### REQUIRED ACTION
Output the entries underneath exactly as they are.

### RECORDS FOR PROCESSING
--------------------

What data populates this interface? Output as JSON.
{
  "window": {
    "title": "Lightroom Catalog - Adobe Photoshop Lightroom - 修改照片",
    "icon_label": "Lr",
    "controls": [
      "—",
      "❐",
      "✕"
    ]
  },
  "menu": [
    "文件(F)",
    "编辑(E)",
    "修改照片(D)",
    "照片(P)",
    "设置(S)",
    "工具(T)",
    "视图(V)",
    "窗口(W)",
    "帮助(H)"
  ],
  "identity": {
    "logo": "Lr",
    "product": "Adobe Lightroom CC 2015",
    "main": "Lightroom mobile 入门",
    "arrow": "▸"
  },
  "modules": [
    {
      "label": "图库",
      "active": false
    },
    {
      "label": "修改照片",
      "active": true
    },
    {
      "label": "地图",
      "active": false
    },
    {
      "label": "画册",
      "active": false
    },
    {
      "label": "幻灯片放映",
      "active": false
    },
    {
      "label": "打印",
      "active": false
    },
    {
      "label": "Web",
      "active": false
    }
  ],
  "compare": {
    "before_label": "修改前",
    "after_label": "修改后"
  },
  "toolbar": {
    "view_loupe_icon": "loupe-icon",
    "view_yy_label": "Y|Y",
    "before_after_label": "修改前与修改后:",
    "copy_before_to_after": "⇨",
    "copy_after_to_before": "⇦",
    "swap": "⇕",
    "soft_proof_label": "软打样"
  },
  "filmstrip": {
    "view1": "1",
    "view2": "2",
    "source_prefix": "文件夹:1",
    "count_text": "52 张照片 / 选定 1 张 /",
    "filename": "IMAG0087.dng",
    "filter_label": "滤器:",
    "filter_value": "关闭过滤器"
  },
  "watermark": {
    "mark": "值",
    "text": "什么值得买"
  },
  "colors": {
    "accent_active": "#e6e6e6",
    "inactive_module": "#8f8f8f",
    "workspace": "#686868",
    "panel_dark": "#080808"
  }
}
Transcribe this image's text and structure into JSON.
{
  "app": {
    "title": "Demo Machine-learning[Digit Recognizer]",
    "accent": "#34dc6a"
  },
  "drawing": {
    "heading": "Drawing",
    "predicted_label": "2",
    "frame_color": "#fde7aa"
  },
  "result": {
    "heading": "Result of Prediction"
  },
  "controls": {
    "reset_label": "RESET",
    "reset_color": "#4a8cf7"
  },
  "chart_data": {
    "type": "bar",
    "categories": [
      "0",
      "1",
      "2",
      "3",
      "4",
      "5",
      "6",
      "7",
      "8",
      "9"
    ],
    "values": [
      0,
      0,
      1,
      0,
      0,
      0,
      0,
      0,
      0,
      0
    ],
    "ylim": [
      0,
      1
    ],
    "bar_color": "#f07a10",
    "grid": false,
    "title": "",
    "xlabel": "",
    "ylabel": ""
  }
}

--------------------

### ANSWER
What data populates this interface? Output as JSON.
{
  "window": {
    "title": "Lightroom Catalog - Adobe Photoshop Lightroom - 修改照片",
    "icon_label": "Lr",
    "controls": [
      "—",
      "❐",
      "✕"
    ]
  },
  "menu": [
    "文件(F)",
    "编辑(E)",
    "修改照片(D)",
    "照片(P)",
    "设置(S)",
    "工具(T)",
    "视图(V)",
    "窗口(W)",
    "帮助(H)"
  ],
  "identity": {
    "logo": "Lr",
    "product": "Adobe Lightroom CC 2015",
    "main": "Lightroom mobile 入门",
    "arrow": "▸"
  },
  "modules": [
    {
      "label": "图库",
      "active": false
    },
    {
      "label": "修改照片",
      "active": true
    },
    {
      "label": "地图",
      "active": false
    },
    {
      "label": "画册",
      "active": false
    },
    {
      "label": "幻灯片放映",
      "active": false
    },
    {
      "label": "打印",
      "active": false
    },
    {
      "label": "Web",
      "active": false
    }
  ],
  "compare": {
    "before_label": "修改前",
    "after_label": "修改后"
  },
  "toolbar": {
    "view_loupe_icon": "loupe-icon",
    "view_yy_label": "Y|Y",
    "before_after_label": "修改前与修改后:",
    "copy_before_to_after": "⇨",
    "copy_after_to_before": "⇦",
    "swap": "⇕",
    "soft_proof_label": "软打样"
  },
  "filmstrip": {
    "view1": "1",
    "view2": "2",
    "source_prefix": "文件夹:1",
    "count_text": "52 张照片 / 选定 1 张 /",
    "filename": "IMAG0087.dng",
    "filter_label": "滤器:",
    "filter_value": "关闭过滤器"
  },
  "watermark": {
    "mark": "值",
    "text": "什么值得买"
  },
  "colors": {
    "accent_active": "#e6e6e6",
    "inactive_module": "#8f8f8f",
    "workspace": "#686868",
    "panel_dark": "#080808"
  }
}
Transcribe this image's text and structure into JSON.
{
  "app": {
    "title": "Demo Machine-learning[Digit Recognizer]",
    "accent": "#34dc6a"
  },
  "drawing": {
    "heading": "Drawing",
    "predicted_label": "2",
    "frame_color": "#fde7aa"
  },
  "result": {
    "heading": "Result of Prediction"
  },
  "controls": {
    "reset_label": "RESET",
    "reset_color": "#4a8cf7"
  },
  "chart_data": {
    "type": "bar",
    "categories": [
      "0",
      "1",
      "2",
      "3",
      "4",
      "5",
      "6",
      "7",
      "8",
      "9"
    ],
    "values": [
      0,
      0,
      1,
      0,
      0,
      0,
      0,
      0,
      0,
      0
    ],
    "ylim": [
      0,
      1
    ],
    "bar_color": "#f07a10",
    "grid": false,
    "title": "",
    "xlabel": "",
    "ylabel": ""
  }
}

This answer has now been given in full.